|Don’t think there are any||4.9%||115|
(Question asked: In the next two years, what will be the biggest threat to SEO? Up to 3 options could be selected. Open to all respondents. Answered: 2,325. 1.2% selected “other.”)
Nearly three-quarters of respondents said that Google is the biggest threat to SEO success over the next two years, in two specific ways: Zero-Click SERPs (38.7%) and Google Updates (35.1%).
The third greatest threat to SEO is from machine learning, as indicated by 28.4% of SEO professionals.
Lieback agrees that Google updates and AI pose threats and also thinks that a shortage of talent is going to be an issue, especially on the strategic side.
“I can hire people to implement and do the basics of work, but to find an SEO pro who truly understands the way everything works together – from on-page to off-page and a wise content marketing strategy – is nearly impossible,” he said.
It’s a challenge shared by many SEO experts, including Barnard. “I see, read, and hear super smart and talented people all over the place. But how there could ever really be enough supply for the potential demand?” he wondered.
Every website that comes online creates new demand for SEO, he noted.
“The question is, would that work be profitable? And that depends on the talent available,” Barnard added.
Right now, the shortage means that talented SEO professionals are in demand and are in a strong position for salary negotiations.
Our survey data shows that 60% of SEO professionals earn the same or more than the U.S. median, and SEO comes with a $100,000+ salary for 19%. Learn more in our SEO Salary Report 2021: How Much SEO Pros Get Paid.
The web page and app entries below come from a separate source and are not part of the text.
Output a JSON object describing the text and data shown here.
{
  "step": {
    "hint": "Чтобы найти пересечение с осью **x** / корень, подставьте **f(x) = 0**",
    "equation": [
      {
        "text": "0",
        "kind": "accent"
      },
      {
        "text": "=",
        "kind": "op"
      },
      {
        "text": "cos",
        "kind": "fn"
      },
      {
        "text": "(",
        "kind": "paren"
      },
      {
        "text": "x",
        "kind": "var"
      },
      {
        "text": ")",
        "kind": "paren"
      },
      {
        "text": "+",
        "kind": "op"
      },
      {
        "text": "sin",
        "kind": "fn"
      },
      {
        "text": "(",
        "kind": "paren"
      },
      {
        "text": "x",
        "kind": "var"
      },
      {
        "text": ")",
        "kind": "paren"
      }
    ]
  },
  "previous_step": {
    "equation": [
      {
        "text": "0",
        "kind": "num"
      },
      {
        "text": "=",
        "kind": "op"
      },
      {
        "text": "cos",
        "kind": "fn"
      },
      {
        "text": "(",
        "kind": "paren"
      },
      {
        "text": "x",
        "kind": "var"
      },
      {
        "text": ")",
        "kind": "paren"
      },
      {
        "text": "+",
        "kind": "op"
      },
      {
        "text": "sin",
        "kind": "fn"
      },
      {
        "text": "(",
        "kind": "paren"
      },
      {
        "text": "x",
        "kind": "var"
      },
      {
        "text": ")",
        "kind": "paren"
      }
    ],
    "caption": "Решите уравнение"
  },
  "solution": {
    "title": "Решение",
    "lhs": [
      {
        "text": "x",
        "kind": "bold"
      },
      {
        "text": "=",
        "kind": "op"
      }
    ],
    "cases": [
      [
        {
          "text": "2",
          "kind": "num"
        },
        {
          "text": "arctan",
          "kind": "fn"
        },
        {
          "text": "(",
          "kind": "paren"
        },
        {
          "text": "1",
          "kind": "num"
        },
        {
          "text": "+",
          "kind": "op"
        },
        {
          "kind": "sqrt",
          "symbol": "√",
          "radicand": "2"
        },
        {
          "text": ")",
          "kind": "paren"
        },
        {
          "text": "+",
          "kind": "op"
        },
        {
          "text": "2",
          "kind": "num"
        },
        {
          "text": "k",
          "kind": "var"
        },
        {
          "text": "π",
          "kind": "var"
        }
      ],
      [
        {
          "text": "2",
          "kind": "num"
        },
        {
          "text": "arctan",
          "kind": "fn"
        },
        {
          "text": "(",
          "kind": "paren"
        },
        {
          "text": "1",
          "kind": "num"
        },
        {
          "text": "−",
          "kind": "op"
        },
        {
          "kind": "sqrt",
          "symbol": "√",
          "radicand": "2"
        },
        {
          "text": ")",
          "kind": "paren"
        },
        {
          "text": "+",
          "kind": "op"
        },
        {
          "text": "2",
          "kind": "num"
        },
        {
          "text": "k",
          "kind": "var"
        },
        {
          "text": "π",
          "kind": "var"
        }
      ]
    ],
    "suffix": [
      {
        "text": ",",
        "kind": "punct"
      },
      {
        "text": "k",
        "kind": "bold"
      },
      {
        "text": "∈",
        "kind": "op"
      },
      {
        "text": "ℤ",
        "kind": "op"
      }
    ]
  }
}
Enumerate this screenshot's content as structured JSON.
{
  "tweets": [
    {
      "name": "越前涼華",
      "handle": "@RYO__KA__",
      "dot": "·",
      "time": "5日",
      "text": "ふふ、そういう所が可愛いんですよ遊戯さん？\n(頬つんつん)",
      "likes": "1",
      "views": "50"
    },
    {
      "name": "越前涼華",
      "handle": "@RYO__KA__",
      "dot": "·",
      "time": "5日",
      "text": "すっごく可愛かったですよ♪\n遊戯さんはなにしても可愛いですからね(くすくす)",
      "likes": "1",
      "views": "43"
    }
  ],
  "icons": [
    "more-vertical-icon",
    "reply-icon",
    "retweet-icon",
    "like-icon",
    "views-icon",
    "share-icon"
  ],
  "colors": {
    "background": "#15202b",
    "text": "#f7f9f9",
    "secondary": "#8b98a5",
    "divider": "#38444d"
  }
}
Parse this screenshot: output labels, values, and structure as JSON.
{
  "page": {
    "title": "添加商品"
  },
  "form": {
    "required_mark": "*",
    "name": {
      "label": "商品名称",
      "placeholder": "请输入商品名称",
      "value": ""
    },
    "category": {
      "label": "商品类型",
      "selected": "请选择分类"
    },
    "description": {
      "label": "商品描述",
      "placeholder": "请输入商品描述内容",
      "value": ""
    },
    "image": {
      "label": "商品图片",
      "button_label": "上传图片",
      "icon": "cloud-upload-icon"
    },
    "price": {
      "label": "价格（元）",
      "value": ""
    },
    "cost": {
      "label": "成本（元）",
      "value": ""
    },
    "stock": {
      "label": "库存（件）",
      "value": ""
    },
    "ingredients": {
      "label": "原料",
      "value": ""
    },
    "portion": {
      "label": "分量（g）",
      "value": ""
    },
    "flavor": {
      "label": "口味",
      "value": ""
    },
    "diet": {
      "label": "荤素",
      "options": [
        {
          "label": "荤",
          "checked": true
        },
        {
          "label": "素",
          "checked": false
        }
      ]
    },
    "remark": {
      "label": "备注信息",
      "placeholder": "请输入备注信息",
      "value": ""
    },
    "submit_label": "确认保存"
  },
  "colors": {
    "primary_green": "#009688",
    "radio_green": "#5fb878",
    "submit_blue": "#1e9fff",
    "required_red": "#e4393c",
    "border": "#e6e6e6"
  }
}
But it does mean that finding enough resources to fulfill work is going to be one of the biggest challenges over the next few years for agencies and in-house brands.
One thing is certain, employment in the SEO industry is very strong right now.
Putting SEO Threats & Opportunities Insights to Work for You
How will you adjust your strategy for the year ahead with this enhanced understanding of the challenges your peers are experiencing?
You can use these other issues-based reports from our State of SEO 2021 series to hone and perfect your strategy, as well:
- State of SEO Client Insights: Budgets, Traffic & SEO Tactics
- What Matters Now in SEO & Where to Focus Next
- SEO Clients Report 2021: What Do Clients Want from SEO?
Download your copy of the full report to access all the data from the Search Engine Journal State of SEO survey 2021.
Find additional insights such as:
- The most important emergent SEO factors for the next few years.
- Which Google changes are considered the biggest threat to SEO.
- Which factors have the most impact on ranking.
- Where to find new business.
- What to focus on for the next year.
Featured image: Paulo Bobita/Search Engine Journal
All in-article images created by author, September 2021